We are usually of the understanding that infants are born and need to be fed and bathed for a few years, then have to be sent to school for development and voila, 18 years later they will turn into mature adults who take care of their own needs. We approach children like investments, hoping that they will grow with time, into two-fold of what we put into them. However, quite often we fail to see that children are more than just hopes, ambitions and dreams. Children are human, with their own set of emotions, thoughts and struggles. In this article, I will bring to you aspects that are vital for a child’s development but are often overlooked under the assumption of ‘bache chote hai, unhe nahi pata’ or, children are too small to understand.
The human brain is malleable, constantly changing and evolving based on the theory of repetitive use given by Dr. Bruce D. Perry. For example, a child goes to school and practices mathematical equations everyday. In an active brain, the brain’s neurons are constantly firing, connecting, and weaving themselves together to form new functional connections. These connections are strengthened with use and fade away with lack of use.
The experiences of childhood act as primary architects of the brain’s capabilities throughout the rest of life.

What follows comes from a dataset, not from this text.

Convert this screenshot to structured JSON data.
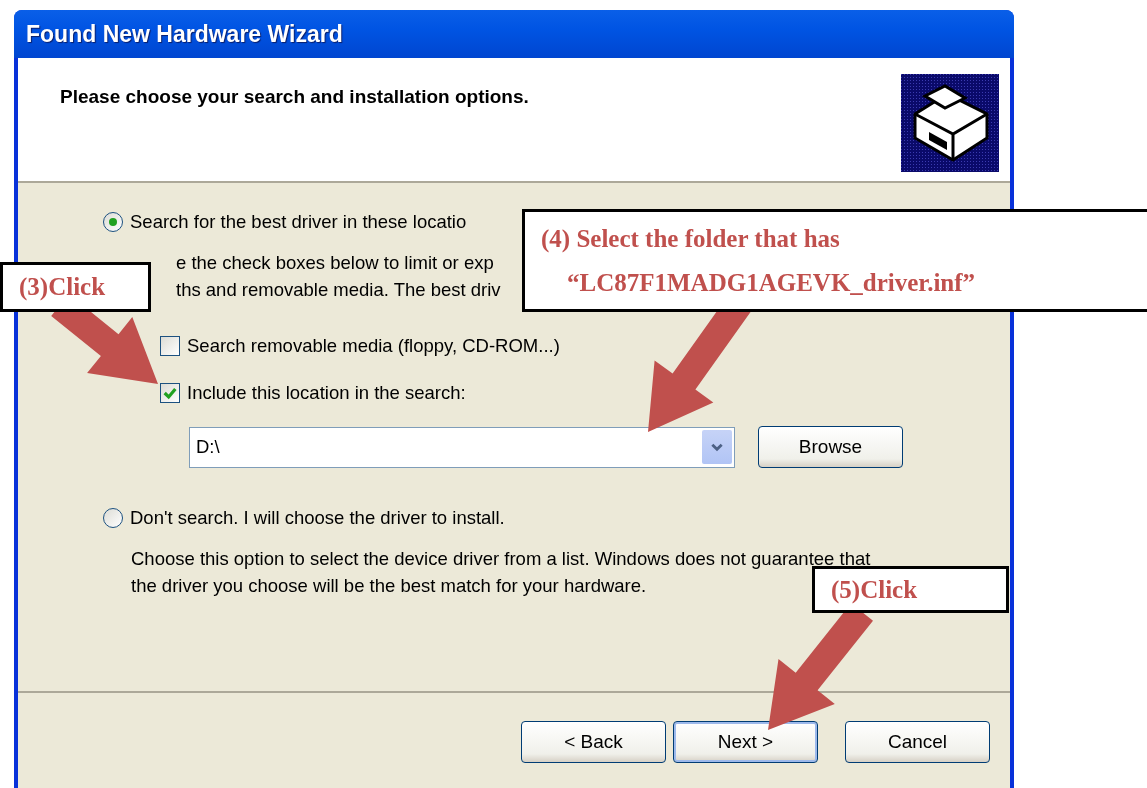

These organizing childhood experiences can be consistent, nurturing, structured and enriched - resulting in flexible, responsible, empathic and intelligent contributors to society. Or, all too often, childhood experiences can be neglectful, chaotic, violent and abusive – resulting in impulsive, aggressive, remorseless, and intellectually-impoverished members of society.
We often resort to punishment or instilling fear into children to make them respectful and obedient. However, obedience isn’t a character trait that should be associated with humans in the first place. By making a child prone to obeying commands, we kill their sense of reasoning, and make them vulnerable to accepting maltreatment. For example, if a child is hit every time they make a mistake, their brain will condition into thinking of it as normal. With time, these children will grow into adults who accept abuse from their partners without fighting back at all.
Fear changes the way we perceive the world around us. In a state of calm, we use the higher, more complex parts of our brain to process and act on information. In a state of fear, we use the lower, more primitive parts of our brain. As the perceived threat level goes up, the less thoughtful and the more reactive our responses become. It has been seen that children who are talked to about their behavior with gentleness and understanding, often become more amiable than children who are screamed at, humiliated or hit.
In childhood, a reaction to a fear inducing situation may be freeze, flight or fight. Meaning that the child either freezes in fear, flights from the situation in the form of dissociation or fights back. In a constant fear inducing environment, these reactions turn into behaviors and become a part of the child’s personality. The criminals we hear of, or the adults drowned in drugs and alcohol were once children who were subjected to fearful environments.
Every action of ours is actually a reaction, either from the present scenario, or due to learned past behaviors, thus it is increasingly important to create safe and fear-free environments for children. Every word and every action grows to have a greater impact on their lives.